This article is courtesy of the Dassel-Cokato Enterprise Dispatch.
Jennifer Kotila-Staff Writer
State Representative Dean Urdahl (R-Grove City) made a stop in Dassel on his birthday Tuesday, August 22nd, to hear a presentation from and tour American Time.
Central Minnesota Manufacturer’s Association coordinated the visit, and also a visit with State Senator Scott Newman (R-Hutchinson), which will take place October 14, 2015.
After introductions were made, and “Happy Birthday” wishes given, representatives of American Time told Urdahl about the company.
About American Time
American Time opened its doors in 1980 as a clock repair company, which allowed it to gain extensive knowledge of other companies synchronized clock systems as it grew.
Its knowledge of different systems allowed it to become the number one source for repair and replacement clocks, especially among companies and organizations that used several different clock system brands.
Eventually, American Time became a manufacturer and distributor of its own timekeeping systems, and currently employs 72 people at its Dassel headquarters.
Today, the company focuses on new technology to engineer enhanced timekeeping systems, such as its Wi-Fi Network Clocks, which were released in 2014.
“The company has always been sensitive to what customers want that they don’t have,” said Vice President of Sales Tom Foehrenbacher.
American Time is currently working on a new product, set to be released shortly, that integrates time, communication, and information into one system.
“I think what you are doing is impressive,” Urdahl said of the company and its new products. “It’s innovative. I see a lot of school districts being interested in this.”
American Time’s timekeeping systems are in more than half the school districts throughout the US, and are also used in government, health care, and manufacturing facilities.
It was also pointed out that the company was contacted by the White House when it needed synchronized time, and a 1920s brass clock from the White House was repaired at the Dassel headquarters.
The company is a “big time Minnesota company,” designing, manufacturing, and assembling the clocks at American Time headquarters in Dassel, according to President George Wilkes.
The company purchases 44 percent of its components from Minnesota companies, and more than 70 percent of its components from companies in the greater Midwest.
One of the unique characteristics of American Time is the ability of its clocks to work with other system’s master clocks, and its master clocks’ abilities to work with other system’s clocks, Wilkes noted.
“Customers don’t have to throw away entire clock systems. We help them maintain what they already own,” he said.
The company also offers free technology support to its customers for the life of the products it sells.

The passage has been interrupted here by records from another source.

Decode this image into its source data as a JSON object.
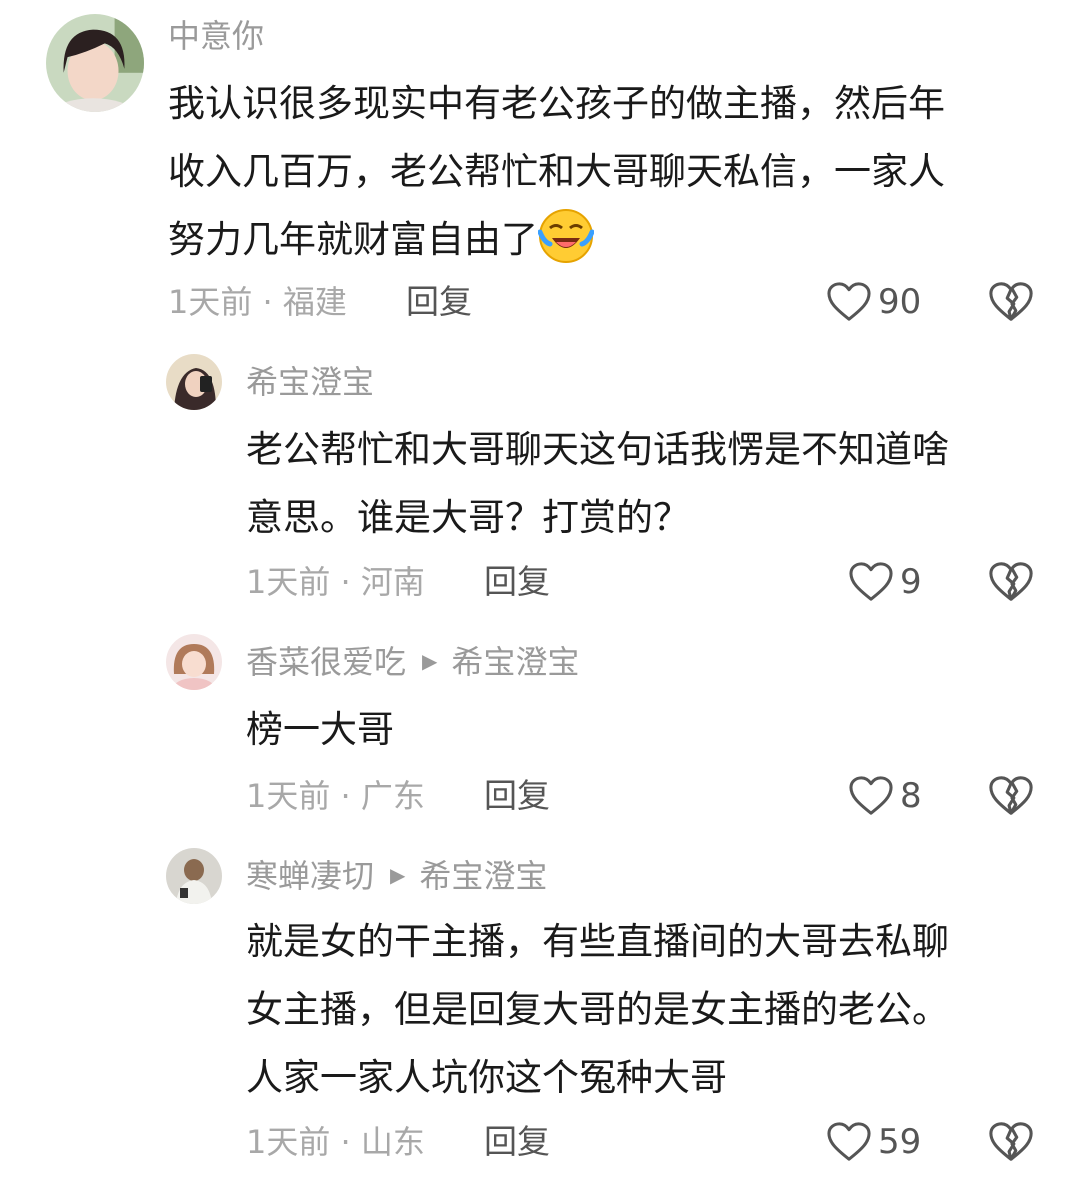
{
  "comments": [
    {
      "username": "中意你",
      "lines": [
        "我认识很多现实中有老公孩子的做主播，然后年",
        "收入几百万，老公帮忙和大哥聊天私信，一家人",
        "努力几年就财富自由了"
      ],
      "emoji": "laughing-crying-emoji",
      "time_location": "1天前 · 福建",
      "reply_label": "回复",
      "likes": "90"
    },
    {
      "username": "希宝澄宝",
      "lines": [
        "老公帮忙和大哥聊天这句话我愣是不知道啥",
        "意思。谁是大哥？打赏的？"
      ],
      "time_location": "1天前 · 河南",
      "reply_label": "回复",
      "likes": "9"
    },
    {
      "username": "香菜很爱吃",
      "reply_to": "希宝澄宝",
      "lines": [
        "榜一大哥"
      ],
      "time_location": "1天前 · 广东",
      "reply_label": "回复",
      "likes": "8"
    },
    {
      "username": "寒蝉凄切",
      "reply_to": "希宝澄宝",
      "lines": [
        "就是女的干主播，有些直播间的大哥去私聊",
        "女主播，但是回复大哥的是女主播的老公。",
        "人家一家人坑你这个冤种大哥"
      ],
      "time_location": "1天前 · 山东",
      "reply_label": "回复",
      "likes": "59"
    }
  ],
  "icons": {
    "like": "heart-outline-icon",
    "dislike": "broken-heart-icon",
    "reply_arrow": "triangle-right-icon"
  }
}
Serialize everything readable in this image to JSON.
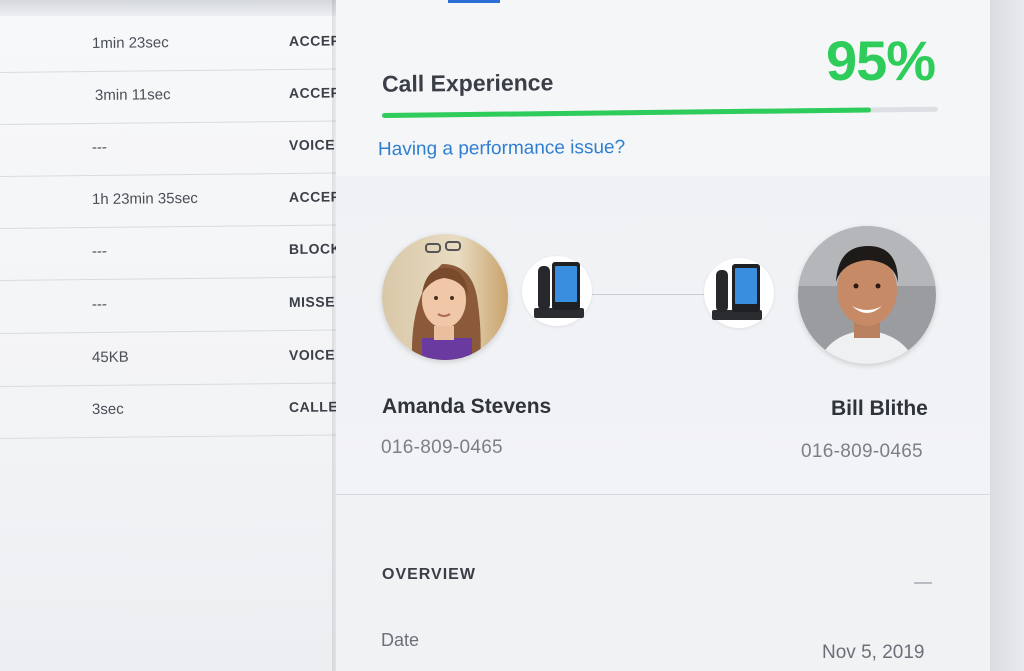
{
  "call_log": {
    "rows": [
      {
        "value": "1min 23sec",
        "status": "ACCEP"
      },
      {
        "value": "3min 11sec",
        "status": "ACCEP"
      },
      {
        "value": "---",
        "status": "VOICE"
      },
      {
        "value": "1h 23min 35sec",
        "status": "ACCEP"
      },
      {
        "value": "---",
        "status": "BLOCK"
      },
      {
        "value": "---",
        "status": "MISSE"
      },
      {
        "value": "45KB",
        "status": "VOICE"
      },
      {
        "value": "3sec",
        "status": "CALLE"
      }
    ]
  },
  "call_experience": {
    "title": "Call Experience",
    "score_text": "95%",
    "score_fraction": 0.88,
    "link_text": "Having a performance issue?"
  },
  "caller": {
    "name": "Amanda Stevens",
    "number": "016-809-0465"
  },
  "callee": {
    "name": "Bill Blithe",
    "number": "016-809-0465"
  },
  "overview": {
    "title": "OVERVIEW",
    "date_label": "Date",
    "date_value": "Nov 5, 2019"
  },
  "colors": {
    "accent_green": "#2ecc5a",
    "link_blue": "#2f7fd0",
    "tab_blue": "#2b6fd6"
  },
  "icons": [
    "desk-phone-icon",
    "collapse-icon"
  ]
}
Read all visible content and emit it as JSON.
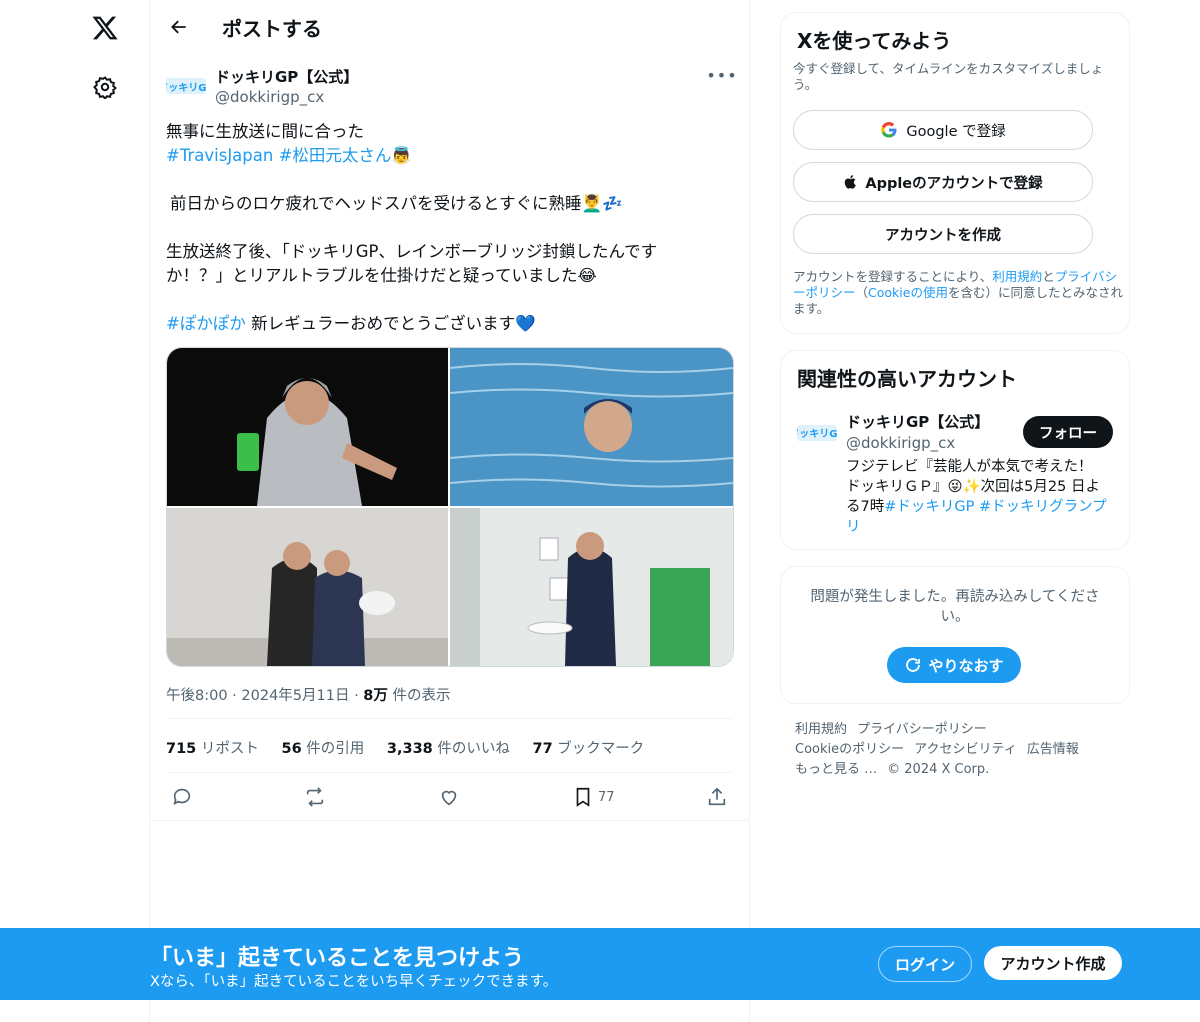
{
  "header": {
    "title": "ポストする"
  },
  "post": {
    "author_name": "ドッキリGP【公式】",
    "author_handle": "@dokkirigp_cx",
    "avatar_text": "ドッキリGP",
    "line1": "無事に生放送に間に合った",
    "hashtag_line": "#TravisJapan #松田元太さん",
    "emoji_angel": "👼",
    "line2": "前日からのロケ疲れでヘッドスパを受けるとすぐに熟睡",
    "emoji_sleep": "💆‍♂️💤",
    "line3": "生放送終了後、「ドッキリGP、レインボーブリッジ封鎖したんです",
    "line4": "か！？」とリアルトラブルを仕掛けだと疑っていました",
    "emoji_laugh": "😂",
    "hashtag_popo": "#ぽかぽか",
    "line5": "新レギュラーおめでとうございます",
    "emoji_heart": "💙",
    "time": "午後8:00",
    "date": "2024年5月11日",
    "sep": "·",
    "views_count": "8万",
    "views_label": "件の表示",
    "stats": [
      {
        "count": "715",
        "label": "リポスト"
      },
      {
        "count": "56",
        "label": "件の引用"
      },
      {
        "count": "3,338",
        "label": "件のいいね"
      },
      {
        "count": "77",
        "label": "ブックマーク"
      }
    ],
    "bookmark_count": "77"
  },
  "signup": {
    "title": "Xを使ってみよう",
    "subtitle": "今すぐ登録して、タイムラインをカスタマイズしましょう。",
    "google_label": "Google で登録",
    "apple_label": "Appleのアカウントで登録",
    "create_label": "アカウントを作成",
    "legal_1": "アカウントを登録することにより、",
    "legal_terms": "利用規約",
    "legal_and": "と",
    "legal_privacy": "プライバシーポリシー",
    "legal_2": "（",
    "legal_cookie": "Cookieの使用",
    "legal_3": "を含む）に同意したとみなされます。"
  },
  "related": {
    "title": "関連性の高いアカウント",
    "name": "ドッキリGP【公式】",
    "handle": "@dokkirigp_cx",
    "follow_label": "フォロー",
    "bio_1": "フジテレビ『芸能人が本気で考えた！",
    "bio_2": "ドッキリＧＰ』😜✨次回は5月25 日よ",
    "bio_3a": "る7時",
    "bio_3b": "#ドッキリGP #ドッキリグランプ",
    "bio_4": "リ"
  },
  "error": {
    "message": "問題が発生しました。再読み込みしてください。",
    "retry_label": "やりなおす"
  },
  "footer": {
    "links": [
      "利用規約",
      "プライバシーポリシー",
      "Cookieのポリシー",
      "アクセシビリティ",
      "広告情報",
      "もっと見る …",
      "© 2024 X Corp."
    ]
  },
  "banner": {
    "title": "「いま」起きていることを見つけよう",
    "subtitle": "Xなら、「いま」起きていることをいち早くチェックできます。",
    "login_label": "ログイン",
    "signup_label": "アカウント作成"
  },
  "colors": {
    "accent": "#1d9bf0",
    "text": "#0f1419",
    "muted": "#536471"
  },
  "icons": [
    "x-logo-icon",
    "settings-icon",
    "back-arrow-icon",
    "more-icon",
    "reply-icon",
    "repost-icon",
    "like-icon",
    "bookmark-icon",
    "share-icon",
    "google-icon",
    "apple-icon",
    "refresh-icon"
  ]
}
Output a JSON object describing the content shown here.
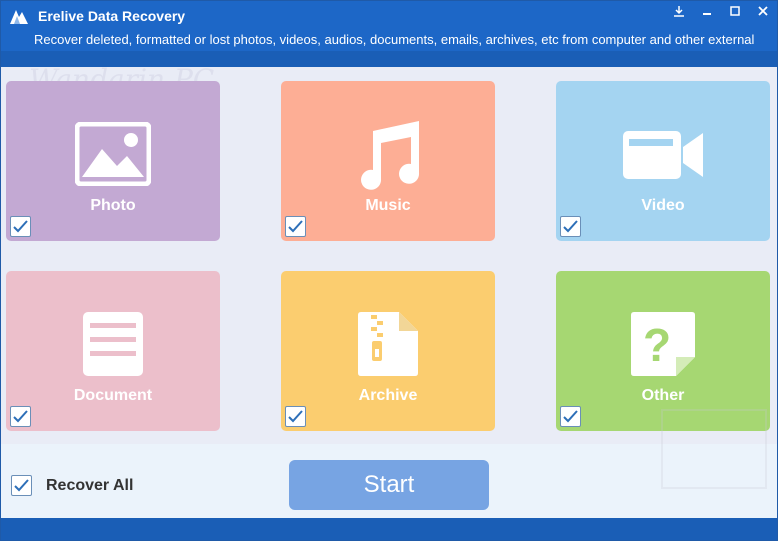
{
  "window": {
    "title": "Erelive Data Recovery",
    "subtitle": "Recover deleted, formatted or lost photos, videos, audios, documents, emails, archives, etc from computer and other external",
    "controls": [
      "download-icon",
      "minimize-icon",
      "maximize-icon",
      "close-icon"
    ]
  },
  "watermark": {
    "text": "Wandarin PC"
  },
  "tiles": [
    {
      "label": "Photo",
      "color": "#c3a9d3",
      "icon": "image-icon",
      "checked": true
    },
    {
      "label": "Music",
      "color": "#fdae95",
      "icon": "music-note-icon",
      "checked": true
    },
    {
      "label": "Video",
      "color": "#a4d4f1",
      "icon": "video-camera-icon",
      "checked": true
    },
    {
      "label": "Document",
      "color": "#ecbfcb",
      "icon": "document-icon",
      "checked": true
    },
    {
      "label": "Archive",
      "color": "#fbcd6f",
      "icon": "zip-file-icon",
      "checked": true
    },
    {
      "label": "Other",
      "color": "#a6d772",
      "icon": "question-file-icon",
      "checked": true
    }
  ],
  "footer": {
    "recover_all_label": "Recover All",
    "recover_all_checked": true,
    "start_label": "Start"
  },
  "colors": {
    "titlebar": "#1d67c7",
    "start_button": "#77a4e3",
    "footer_bg": "#ebf3fb"
  }
}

Throughout the lifetime of the company, more than 1.8 million clocks have been manufactured and sold.
It is successfully growing sales in the manufacturing sector, having released new products into the timekeeping market in the last several years.
The company received recognition for its Wi-Fi network clocks in Christian School Products magazine’s “Top Products” list for 2014, which recommends best school products and services released for schools each year.
Challenges faced by American Time
Following the presentation about American Time, Urdahl asked what the company looks for from the State of Minnesota.
“To help us be as competitive as possible,” Wilkes said. “By that, I mean make it easy to do business in Minnesota.”
Some discussion took place about the differences between the cost of doing business in Minnesota compared to other states.
“You want us to level the competition with other states,” Urdahl commented.
Another major concern of American Time is the cost of health care and its requirements.
“It’s scary today,” Wilkes said, adding that the costs continue to grow. “The more expensive increases will be difficult for us and employees.”
Other challenges faced by the company include recruiting talent to Dassel, the length of time it takes some school districts to pass building referendums, and the risk, expense and experience needed to expand internationally.
“These are not challenges we look to our legislators to fix, they are just all the challenges of doing business in outstate Minnesota,” Wilkes noted.
Following the presentation and discussion, Urdahl was given a tour of American Time headquarters by Sales Engineer Tom Nelson.